Many other underground agents have also been caught with contact telephone number of their counterparts and syndicates in Asia as evidence of trading with partners in that part of the world.
It should be noted that according to Ministerial circular No. 0007/LC/MINFOF/DFAF/SVEF of 11 January 2017, a ban has been placed on the poaching, commercialisation and exportation of pangolins and pangolin scales. The pangolin is now classified under class A animals and considered as an endangered species totally protected because of the risk of extinction.
More efforts and resources are needed to increase law enforcement and population monitoring. Norms on subsistence hunting are seldom respected. Videos have been recorded demonstrating how the sale of pangolin products is carried out daily.
Conclusions and recommendations
Reliable findings indicate that most of the poaching in the four regions of Cameroon discussed here occurs in rural communities. Pangolin poaching is provoked by certain underlying factors including:
- Income poverty
- Youth unemployment
- High demand from foreign buyers
- Lack of environmental education
- Lack of agrarian livelihood intervention and reform by government
- Corruption among law enforcement officers
- Weak and inefficient implementation of the law and gaps in enforcement
Like many other African countries, Cameroon does not consider environmental preservation as a priority because its people have their own more pressing developmental priorities. In recent years Cameroon has experienced rapid growth in population as well as unemployment and income poverty. Hence the conflict between trade and environmental degradation (e.g. poaching of pangolins) will not go away anytime soon.
The following are some recommendations to the government of Cameroon to curtail pangolin poaching:
- Increase support for agrarian livelihood intervention programmes including for crop production and raising of livestock. The government must:
- Ensure the inclusion of communities’ agricultural and pastoral participants
- Ensure interventions are market-driven and not driven by supply of community goods
- Promote market linkages for community products (between sellers, buyers and traders) for their goods
- Enable skills development that community participants can use in the long term or transfer to others
- Improve access to credit and financial services, thereby linking community members with access to credit
- Promote enterprise development, focusing on strengthening both existing and emerging private sector and rural communities in order to enhance local economic development and expand job creation
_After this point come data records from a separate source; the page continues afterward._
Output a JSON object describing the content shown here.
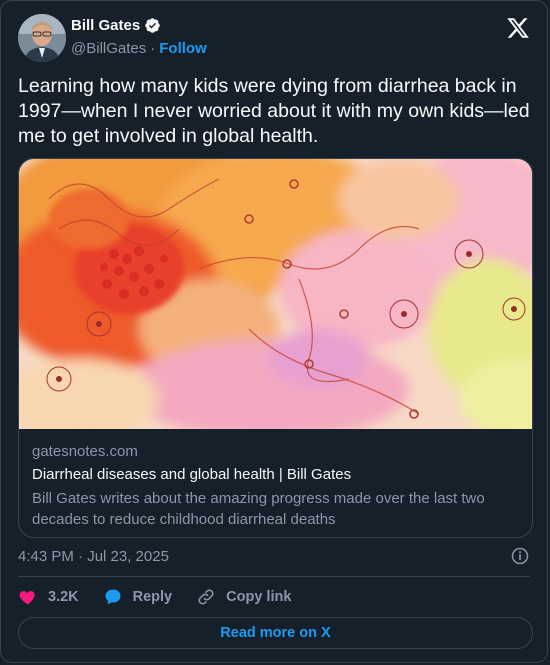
{
  "author": {
    "display_name": "Bill Gates",
    "handle": "@BillGates",
    "separator": "·",
    "follow_label": "Follow"
  },
  "tweet": {
    "text": "Learning how many kids were dying from diarrhea back in 1997—when I never worried about it with my own kids—led me to get involved in global health."
  },
  "link_card": {
    "domain": "gatesnotes.com",
    "title": "Diarrheal diseases and global health | Bill Gates",
    "description": "Bill Gates writes about the amazing progress made over the last two decades to reduce childhood diarrheal deaths"
  },
  "meta": {
    "timestamp": "4:43 PM · Jul 23, 2025"
  },
  "actions": {
    "like_count": "3.2K",
    "reply_label": "Reply",
    "copy_label": "Copy link"
  },
  "footer": {
    "read_more_label": "Read more on X"
  },
  "colors": {
    "background": "#15202b",
    "border": "#38444d",
    "accent": "#1d9bf0",
    "like": "#f91880",
    "secondary_text": "#8b98a5"
  },
  "icons": [
    "verified-badge-icon",
    "x-logo-icon",
    "info-icon",
    "heart-icon",
    "reply-bubble-icon",
    "link-icon"
  ]
}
- Promote public-private partnerships by working with the communities. These partnerships can be made more mutually beneficial by drawing on the expertise and resources of a range of public and private sector organisations. Private partners can be involved through advocacy, funding, investment, technical support, community volunteerism and in kind support or donations
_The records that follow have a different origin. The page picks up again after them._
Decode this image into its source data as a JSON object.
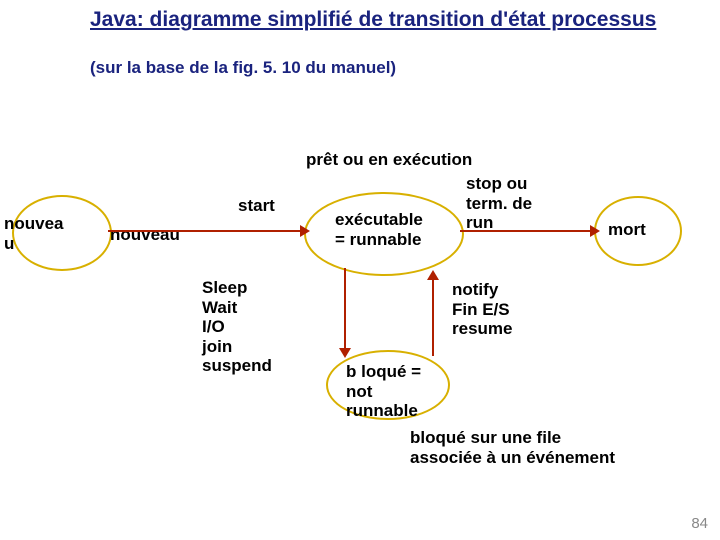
{
  "title": "Java: diagramme simplifié de transition d'état processus",
  "subtitle": "(sur la base de la fig. 5. 10 du manuel)",
  "caption": "prêt ou en exécution",
  "states": {
    "nouveau_outer": "nouvea\nu",
    "nouveau_inner": "nouveau",
    "executable": "exécutable\n= runnable",
    "bloque": "b loqué =\nnot\nrunnable",
    "mort": "mort"
  },
  "transitions": {
    "start": "start",
    "stop": "stop ou\nterm. de\nrun",
    "block": "Sleep\nWait\nI/O\njoin\nsuspend",
    "unblock": "notify\nFin E/S\nresume"
  },
  "footnote": "bloqué sur une file\nassociée à un événement",
  "page": "84"
}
- Introduction of training and placement livelihood intervention programmes involving technical vocational education, apprenticeship and formal occupational skills development
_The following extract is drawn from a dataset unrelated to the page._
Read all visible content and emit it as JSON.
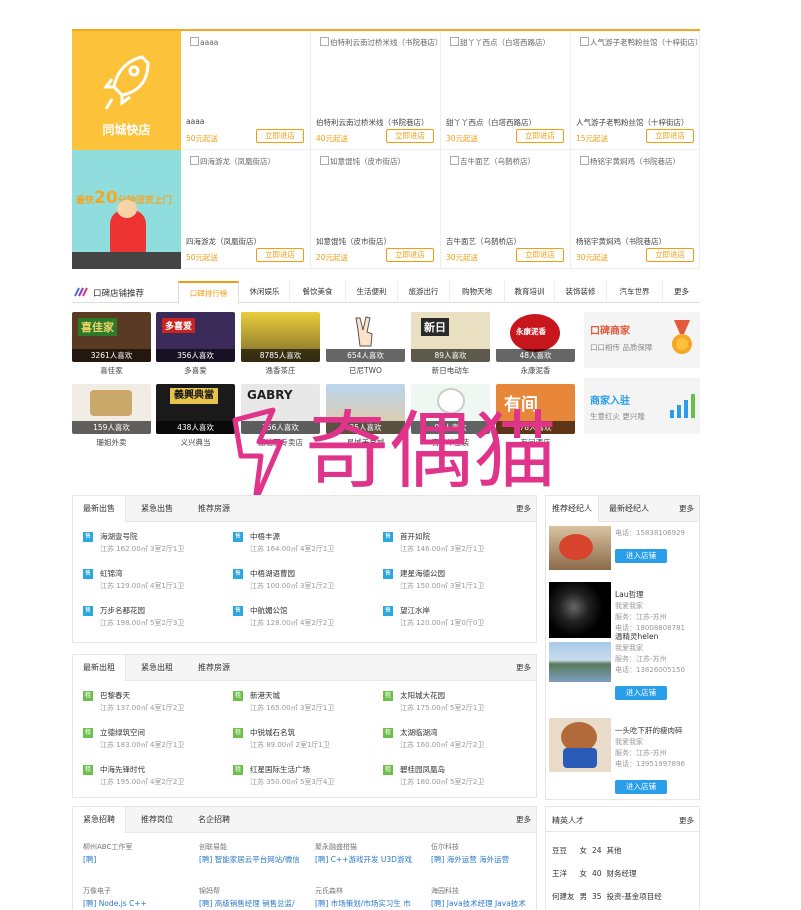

- Promote environmental education through local media and other available networks
- Forge partnerships with the international community
- Improve mechanisms that will ensure effective monitoring and reporting on weak and inefficient implementation of the law and gaps in enforcement
- Introduce harsh penalties and punitive measures for corruption among law enforcement officers